I think we need to make this important distinction. WE are the archdiocese — all of us together who make up the people of God in western Oregon. All of the faithful, the parishes, the schools and other Catholic institutions make up the archdiocese spread across nearly 30,000 square miles. Perhaps it is better to use the phrase “pastoral center” to refer to the staff which assists the archbishop in leading the archdiocese, and reserve the word “archdiocese” in its proper sense as just described.
Too often people use the word “archdiocese” in a way that implies that the archdiocese is something external to the parishes and faithful that make up this local Church. It is seen as an entity somehow separate and even competitive or sometimes even hostile to the local parish. That is wrong and an impoverished understanding of the Church.
So properly understood, which came first, the archdiocese or the parish? The answer is the archdiocese. The archdiocese does not derive from the parishes that together make up this local Church. Rather, the parishes derive from the local Catholic Church in western Oregon, which is the archdiocese — all of us together.
This is a subtle but important distinction. Parishes come, and sadly sometimes go, but the archdiocese remains as the essential manifestation of the one, holy, Catholic and apostolic Church.
The Catholic Church is present in western Oregon because the Holy Father has placed in our midst a successor to the apostles, who is the archbishop. He is the chief shepherd of the flock entrusted to his pastoral care. The Church defines a diocese as “a portion of the people of God, which is entrusted to a bishop to be nurtured by him, with the cooperation of the presbyterium (the priests), in such a way that, remaining close to its pastor (bishop) and gathered by him through the Gospel and the Eucharist in the Holy Spirit, it constitutes a particular Church. In this Church, the one, holy, catholic and apostolic Church of Christ truly exists and functions.” (Code of Canon Law, c. 369)
Why am I making a point of this important distinction and definition? It is because there is too often a spirit of rugged individualism that sees my parish, school, Catholic social service agency, or other institution as the primary Church, and the archbishop and the rest of the archdiocese as foreign or even hostile to local Catholic life. That is simply not “Catholic.”
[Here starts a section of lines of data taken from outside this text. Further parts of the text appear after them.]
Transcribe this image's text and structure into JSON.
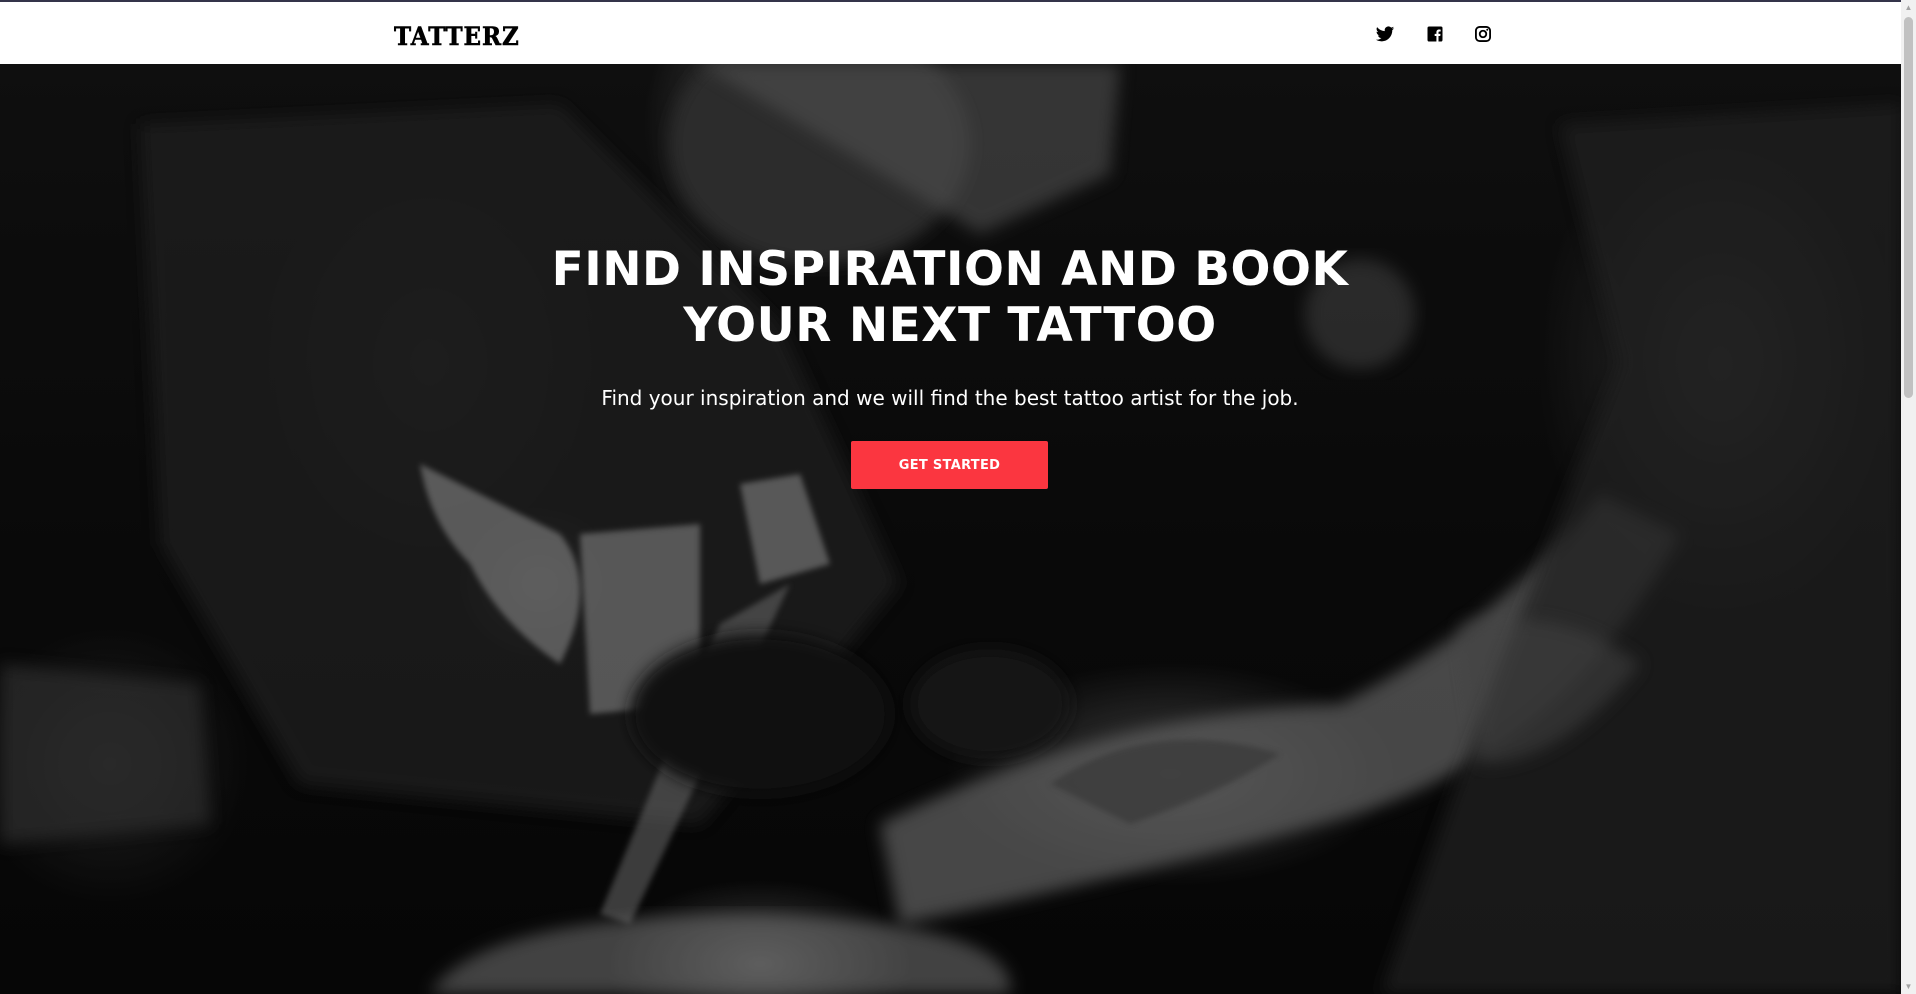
{
  "brand": {
    "logo_text": "TATTERZ"
  },
  "nav": {
    "social": [
      {
        "name": "twitter",
        "icon": "twitter-icon"
      },
      {
        "name": "facebook",
        "icon": "facebook-icon"
      },
      {
        "name": "instagram",
        "icon": "instagram-icon"
      }
    ]
  },
  "hero": {
    "title_line1": "FIND INSPIRATION AND BOOK",
    "title_line2": "YOUR NEXT TATTOO",
    "subtitle": "Find your inspiration and we will find the best tattoo artist for the job.",
    "cta_label": "GET STARTED",
    "background_image": "grayscale photo of tattoo artist tattooing a forearm"
  },
  "colors": {
    "accent": "#fb3640",
    "nav_background": "#ffffff",
    "hero_text": "#ffffff"
  }
}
We are in this together, and the more we work as united brothers and sisters under the leadership of the archbishop, the more we fulfill the mission entrusted to us by our blessed Lord to spread the Gospel message and lead others into deep communion with Christ, ultimately leading them to eternal life. When we are divided and individualistic, we hamper the work of evangelization that is before us.
The night before he died, Jesus prayed that his disciples be one, so that the world might believe that the Father sent him. The early Church is described in the Acts of the Apostles as being “of one mind and heart.” My own prayer is that we unite ourselves in our own time around our shepherds in a deep communion of love and life for the glory of God and the salvation of souls. Let us love and respect one another, as Jesus commanded us!
The writer is archbishop of Portland.